J&K needs physical space to legislate this season
J&K desperately needs some space for holding the budget session in February as the heritage complex that housed state’s bicameral legislature for decades has partially collapsed.
While a five-member panel of engineers will investigate the issues leading to the collapse of the complex, the real issue is where to host the session scheduled for the third week in February. Speaker Mohammad Akbar Lone has already announced setting up of a pre-fabricated structure in the lawns for housing his secretariat.
By all accounts, however, the crisis is a manufactured one.
During early 1980s when the legislative complex housed in a palace of the erstwhile Maharaja in Srinagar gutted in devastating conflagration, the government decided to have a new assembly. While the routine business continued being transacted within the old premises, site was identified for a new complex. In 1982, the contract was given to the state run builder – the Projects Construction Corporation (JKPCC) and the work continued till 1989.

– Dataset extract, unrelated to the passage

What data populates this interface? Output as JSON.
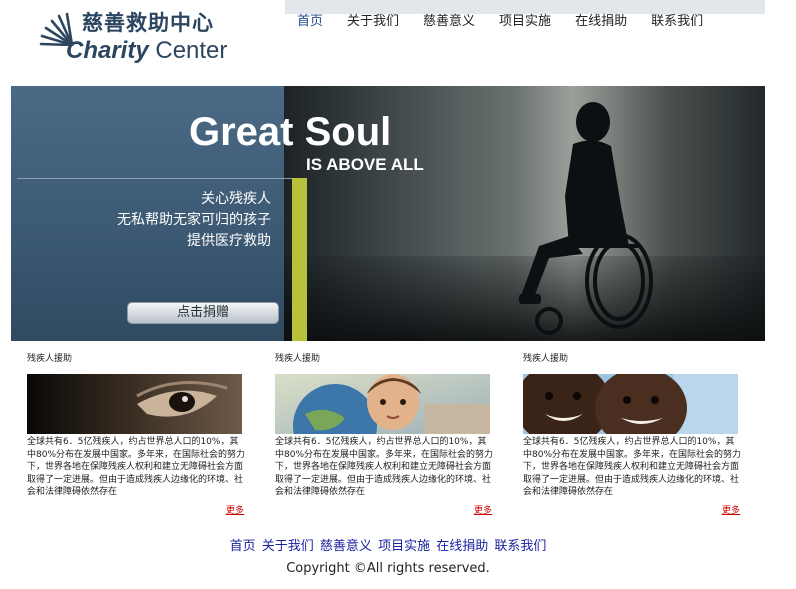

The work resumed only during the leadership of Ghulam Nabi Azad. It cost state Rs 63 crore and its first session led to the resignation of Azad as Chief Minister of J&K on July 10, 2008. As the new government led by Omar Abdullah took over, it again led to another crisis when chief minister resigned on July 29, 2009 after opposition leader Muzaffar Hussain Beig accused him of being involved in the sleaze racket. He resumed routine only after the ruling coalition “cleansed” the complex of evil spirits.
But a new legislative complex in Srinagar led to a movement for having a new complex in Jammu. Officials involved in the entire exercise admitted that there was no need as the heritage complex, that once house Ajaib Ghar of Maharaja, was spacious, huge and strong. “But the decision was taken to have a news most modern six-storey complex that would eventually come up at an investment of Rs 163 crore,” a senior officer associated with the exercise said. “The decision was dictated simply by having equitable development.”

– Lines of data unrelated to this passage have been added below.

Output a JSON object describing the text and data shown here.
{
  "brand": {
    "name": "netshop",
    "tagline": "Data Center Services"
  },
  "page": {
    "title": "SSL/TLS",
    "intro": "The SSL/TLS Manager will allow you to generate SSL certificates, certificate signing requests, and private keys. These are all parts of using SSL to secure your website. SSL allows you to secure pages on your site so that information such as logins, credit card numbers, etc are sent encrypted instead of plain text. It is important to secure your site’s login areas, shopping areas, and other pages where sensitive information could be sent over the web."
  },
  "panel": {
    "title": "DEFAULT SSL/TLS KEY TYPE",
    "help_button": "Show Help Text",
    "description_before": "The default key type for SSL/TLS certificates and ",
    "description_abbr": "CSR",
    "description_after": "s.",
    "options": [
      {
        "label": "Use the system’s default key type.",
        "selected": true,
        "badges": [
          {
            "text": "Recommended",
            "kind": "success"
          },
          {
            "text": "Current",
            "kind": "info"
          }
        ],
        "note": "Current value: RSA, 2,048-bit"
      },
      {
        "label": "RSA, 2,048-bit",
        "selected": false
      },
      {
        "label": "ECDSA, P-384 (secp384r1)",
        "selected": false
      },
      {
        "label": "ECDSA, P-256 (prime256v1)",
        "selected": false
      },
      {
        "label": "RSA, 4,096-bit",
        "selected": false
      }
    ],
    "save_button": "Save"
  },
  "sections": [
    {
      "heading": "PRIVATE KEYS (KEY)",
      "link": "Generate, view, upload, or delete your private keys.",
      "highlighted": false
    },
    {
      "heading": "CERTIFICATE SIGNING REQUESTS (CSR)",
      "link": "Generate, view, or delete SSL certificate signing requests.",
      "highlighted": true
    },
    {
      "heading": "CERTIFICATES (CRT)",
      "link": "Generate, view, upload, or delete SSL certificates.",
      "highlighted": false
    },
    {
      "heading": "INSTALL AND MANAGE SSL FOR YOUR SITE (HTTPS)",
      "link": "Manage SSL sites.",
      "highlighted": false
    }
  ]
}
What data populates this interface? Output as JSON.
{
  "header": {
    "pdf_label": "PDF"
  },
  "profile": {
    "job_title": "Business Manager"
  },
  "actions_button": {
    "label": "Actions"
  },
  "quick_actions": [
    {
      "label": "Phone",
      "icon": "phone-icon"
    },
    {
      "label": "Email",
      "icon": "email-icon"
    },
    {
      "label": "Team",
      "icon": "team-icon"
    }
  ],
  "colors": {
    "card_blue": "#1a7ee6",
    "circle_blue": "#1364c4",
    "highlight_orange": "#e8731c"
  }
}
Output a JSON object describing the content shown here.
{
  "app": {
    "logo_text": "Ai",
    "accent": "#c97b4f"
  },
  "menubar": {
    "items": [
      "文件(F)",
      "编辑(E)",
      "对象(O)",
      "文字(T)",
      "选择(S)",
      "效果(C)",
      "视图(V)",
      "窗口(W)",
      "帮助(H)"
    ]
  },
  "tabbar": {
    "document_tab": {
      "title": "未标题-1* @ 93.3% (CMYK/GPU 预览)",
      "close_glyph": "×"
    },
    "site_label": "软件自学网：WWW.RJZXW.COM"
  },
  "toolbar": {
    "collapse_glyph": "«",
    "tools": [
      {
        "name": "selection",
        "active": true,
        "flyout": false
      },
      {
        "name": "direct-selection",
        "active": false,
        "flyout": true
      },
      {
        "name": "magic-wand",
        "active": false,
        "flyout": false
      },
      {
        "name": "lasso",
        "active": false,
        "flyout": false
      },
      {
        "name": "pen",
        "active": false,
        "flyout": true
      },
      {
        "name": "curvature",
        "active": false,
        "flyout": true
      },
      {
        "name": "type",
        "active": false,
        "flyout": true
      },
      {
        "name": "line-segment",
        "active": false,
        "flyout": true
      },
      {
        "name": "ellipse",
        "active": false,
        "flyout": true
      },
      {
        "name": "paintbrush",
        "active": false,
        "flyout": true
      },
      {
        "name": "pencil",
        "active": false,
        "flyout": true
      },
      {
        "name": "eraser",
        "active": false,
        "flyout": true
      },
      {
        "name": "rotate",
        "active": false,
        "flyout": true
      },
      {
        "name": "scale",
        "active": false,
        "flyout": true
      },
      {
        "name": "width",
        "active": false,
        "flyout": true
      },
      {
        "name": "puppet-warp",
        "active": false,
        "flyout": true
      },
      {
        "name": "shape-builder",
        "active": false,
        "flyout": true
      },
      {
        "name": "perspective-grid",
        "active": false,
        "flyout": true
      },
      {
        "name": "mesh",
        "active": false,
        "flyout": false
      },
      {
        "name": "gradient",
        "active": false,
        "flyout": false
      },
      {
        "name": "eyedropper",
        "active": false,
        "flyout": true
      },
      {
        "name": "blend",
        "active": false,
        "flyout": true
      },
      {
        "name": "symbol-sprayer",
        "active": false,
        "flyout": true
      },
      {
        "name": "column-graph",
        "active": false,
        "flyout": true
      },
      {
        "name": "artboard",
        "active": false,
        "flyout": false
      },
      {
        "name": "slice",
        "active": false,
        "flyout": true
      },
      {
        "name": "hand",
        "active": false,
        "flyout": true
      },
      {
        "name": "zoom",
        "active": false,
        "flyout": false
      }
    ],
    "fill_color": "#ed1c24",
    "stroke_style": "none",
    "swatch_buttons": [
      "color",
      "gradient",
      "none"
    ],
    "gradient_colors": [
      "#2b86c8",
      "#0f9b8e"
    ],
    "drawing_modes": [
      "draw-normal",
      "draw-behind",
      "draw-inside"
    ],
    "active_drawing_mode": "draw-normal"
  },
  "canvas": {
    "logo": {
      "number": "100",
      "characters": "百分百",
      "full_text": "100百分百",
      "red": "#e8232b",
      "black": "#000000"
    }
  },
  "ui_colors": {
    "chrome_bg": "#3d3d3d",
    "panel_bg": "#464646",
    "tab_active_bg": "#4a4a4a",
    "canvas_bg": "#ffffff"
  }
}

But the larger problem was created by the decision of having the new complex in the rare of the existing heritage complex barely five meters away. For creating two underground floors for parking in the upcoming complex, PCC dug up 60 ft down from the foundation of the existing complex barely five meters away. Since no support was created to retain the foundations of the old complex, it collapsed.

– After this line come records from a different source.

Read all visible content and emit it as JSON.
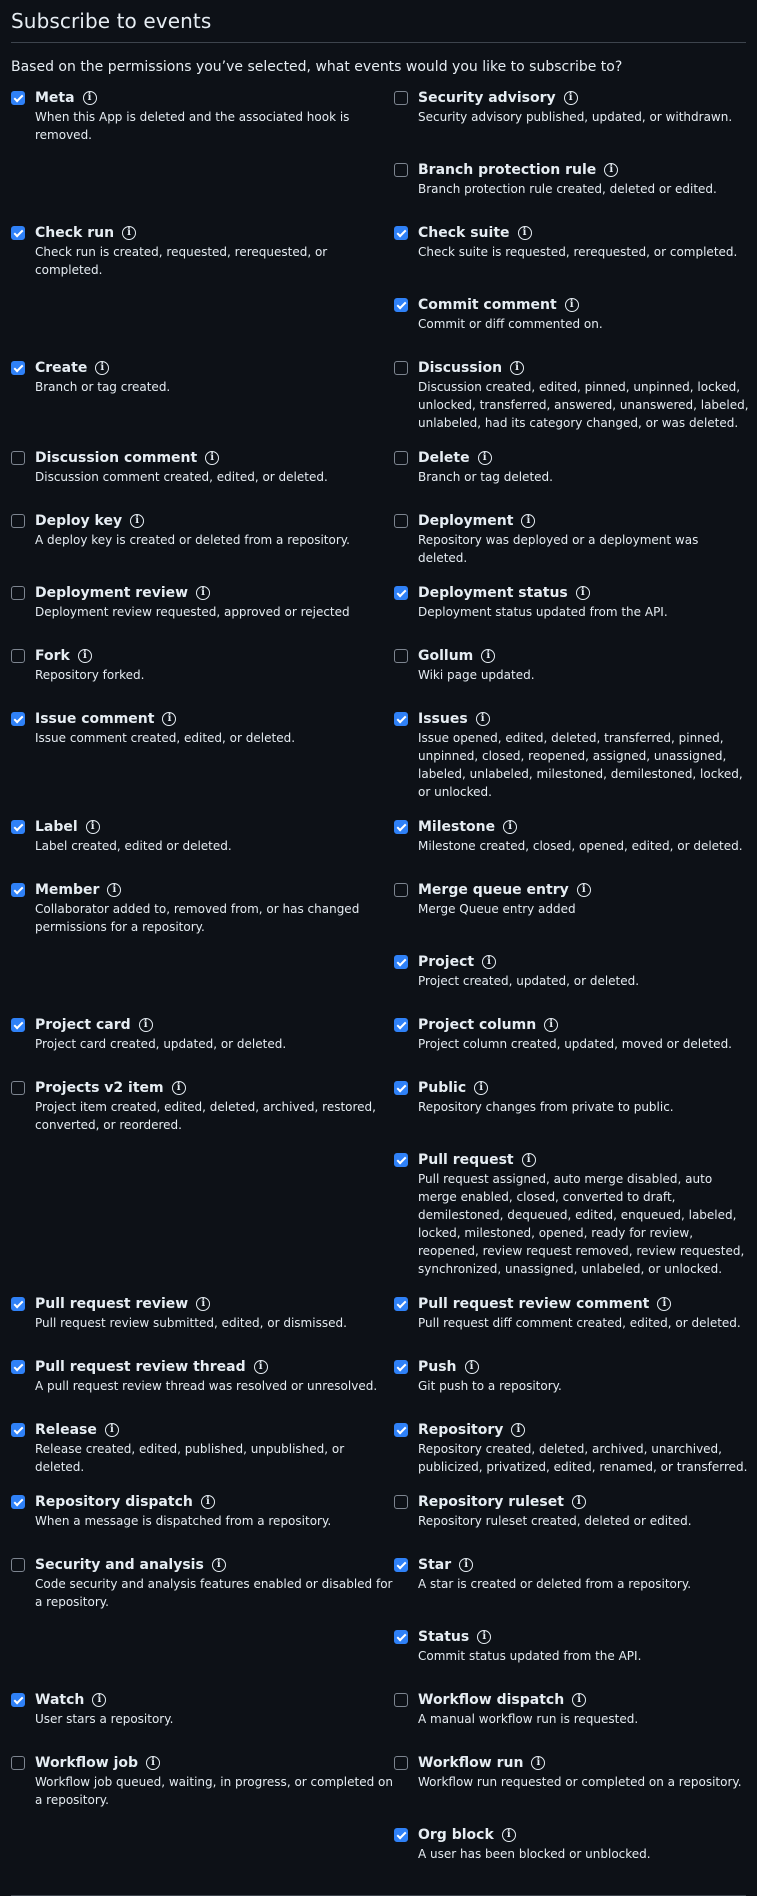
{
  "title": "Subscribe to events",
  "intro": "Based on the permissions you’ve selected, what events would you like to subscribe to?",
  "rows": [
    [
      {
        "name": "Meta",
        "desc": "When this App is deleted and the associated hook is removed.",
        "checked": true
      },
      {
        "name": "Security advisory",
        "desc": "Security advisory published, updated, or withdrawn.",
        "checked": false
      }
    ],
    [
      null,
      {
        "name": "Branch protection rule",
        "desc": "Branch protection rule created, deleted or edited.",
        "checked": false
      }
    ],
    [
      {
        "name": "Check run",
        "desc": "Check run is created, requested, rerequested, or completed.",
        "checked": true
      },
      {
        "name": "Check suite",
        "desc": "Check suite is requested, rerequested, or completed.",
        "checked": true
      }
    ],
    [
      null,
      {
        "name": "Commit comment",
        "desc": "Commit or diff commented on.",
        "checked": true
      }
    ],
    [
      {
        "name": "Create",
        "desc": "Branch or tag created.",
        "checked": true
      },
      {
        "name": "Discussion",
        "desc": "Discussion created, edited, pinned, unpinned, locked, unlocked, transferred, answered, unanswered, labeled, unlabeled, had its category changed, or was deleted.",
        "checked": false
      }
    ],
    [
      {
        "name": "Discussion comment",
        "desc": "Discussion comment created, edited, or deleted.",
        "checked": false
      },
      {
        "name": "Delete",
        "desc": "Branch or tag deleted.",
        "checked": false
      }
    ],
    [
      {
        "name": "Deploy key",
        "desc": "A deploy key is created or deleted from a repository.",
        "checked": false
      },
      {
        "name": "Deployment",
        "desc": "Repository was deployed or a deployment was deleted.",
        "checked": false
      }
    ],
    [
      {
        "name": "Deployment review",
        "desc": "Deployment review requested, approved or rejected",
        "checked": false
      },
      {
        "name": "Deployment status",
        "desc": "Deployment status updated from the API.",
        "checked": true
      }
    ],
    [
      {
        "name": "Fork",
        "desc": "Repository forked.",
        "checked": false
      },
      {
        "name": "Gollum",
        "desc": "Wiki page updated.",
        "checked": false
      }
    ],
    [
      {
        "name": "Issue comment",
        "desc": "Issue comment created, edited, or deleted.",
        "checked": true
      },
      {
        "name": "Issues",
        "desc": "Issue opened, edited, deleted, transferred, pinned, unpinned, closed, reopened, assigned, unassigned, labeled, unlabeled, milestoned, demilestoned, locked, or unlocked.",
        "checked": true
      }
    ],
    [
      {
        "name": "Label",
        "desc": "Label created, edited or deleted.",
        "checked": true
      },
      {
        "name": "Milestone",
        "desc": "Milestone created, closed, opened, edited, or deleted.",
        "checked": true
      }
    ],
    [
      {
        "name": "Member",
        "desc": "Collaborator added to, removed from, or has changed permissions for a repository.",
        "checked": true
      },
      {
        "name": "Merge queue entry",
        "desc": "Merge Queue entry added",
        "checked": false
      }
    ],
    [
      null,
      {
        "name": "Project",
        "desc": "Project created, updated, or deleted.",
        "checked": true
      }
    ],
    [
      {
        "name": "Project card",
        "desc": "Project card created, updated, or deleted.",
        "checked": true
      },
      {
        "name": "Project column",
        "desc": "Project column created, updated, moved or deleted.",
        "checked": true
      }
    ],
    [
      {
        "name": "Projects v2 item",
        "desc": "Project item created, edited, deleted, archived, restored, converted, or reordered.",
        "checked": false
      },
      {
        "name": "Public",
        "desc": "Repository changes from private to public.",
        "checked": true
      }
    ],
    [
      null,
      {
        "name": "Pull request",
        "desc": "Pull request assigned, auto merge disabled, auto merge enabled, closed, converted to draft, demilestoned, dequeued, edited, enqueued, labeled, locked, milestoned, opened, ready for review, reopened, review request removed, review requested, synchronized, unassigned, unlabeled, or unlocked.",
        "checked": true
      }
    ],
    [
      {
        "name": "Pull request review",
        "desc": "Pull request review submitted, edited, or dismissed.",
        "checked": true
      },
      {
        "name": "Pull request review comment",
        "desc": "Pull request diff comment created, edited, or deleted.",
        "checked": true
      }
    ],
    [
      {
        "name": "Pull request review thread",
        "desc": "A pull request review thread was resolved or unresolved.",
        "checked": true
      },
      {
        "name": "Push",
        "desc": "Git push to a repository.",
        "checked": true
      }
    ],
    [
      {
        "name": "Release",
        "desc": "Release created, edited, published, unpublished, or deleted.",
        "checked": true
      },
      {
        "name": "Repository",
        "desc": "Repository created, deleted, archived, unarchived, publicized, privatized, edited, renamed, or transferred.",
        "checked": true
      }
    ],
    [
      {
        "name": "Repository dispatch",
        "desc": "When a message is dispatched from a repository.",
        "checked": true
      },
      {
        "name": "Repository ruleset",
        "desc": "Repository ruleset created, deleted or edited.",
        "checked": false
      }
    ],
    [
      {
        "name": "Security and analysis",
        "desc": "Code security and analysis features enabled or disabled for a repository.",
        "checked": false
      },
      {
        "name": "Star",
        "desc": "A star is created or deleted from a repository.",
        "checked": true
      }
    ],
    [
      null,
      {
        "name": "Status",
        "desc": "Commit status updated from the API.",
        "checked": true
      }
    ],
    [
      {
        "name": "Watch",
        "desc": "User stars a repository.",
        "checked": true
      },
      {
        "name": "Workflow dispatch",
        "desc": "A manual workflow run is requested.",
        "checked": false
      }
    ],
    [
      {
        "name": "Workflow job",
        "desc": "Workflow job queued, waiting, in progress, or completed on a repository.",
        "checked": false
      },
      {
        "name": "Workflow run",
        "desc": "Workflow run requested or completed on a repository.",
        "checked": false
      }
    ],
    [
      null,
      {
        "name": "Org block",
        "desc": "A user has been blocked or unblocked.",
        "checked": true
      }
    ]
  ]
}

Part of the offices functioning in the backyard of the complex had been shifted within days after the rare wall showed huge cracks. But the collapse of the major wall damaged lot many offices forcing even Speaker to shift his office to his Secretary’s chamber. Initial response from the government was silence and then it was decided to have a probe supposed to be led by principal secretary to the chief minister.
Wednesday afternoon the formal order was issued. It was a huge surprise. The penal comprised of five engineers and interestingly Managing Director PCC was one of them. Officials told The ET that they were expecting PCC would be probed for the funniest engineering acumen but were shocked to see the PCC was part of the probing penal, a technical team of engineers.
PCC is the construction behemoth in the state. It has both its hands full with orders and it costs a heaven to manage construction with through this PSU. It is so expensive that the Police Housing Corporation offers better construction at nearly half its rates. But it has not triggered inkling in any eye within the policy making coterie of the state in successive regimes. It is so powerful that last summer it even bagged a state government contract to even purchase medical equipment. People aware of backroom politics in the state read a lot in between for this impunity and deliberate relaxations on accountability.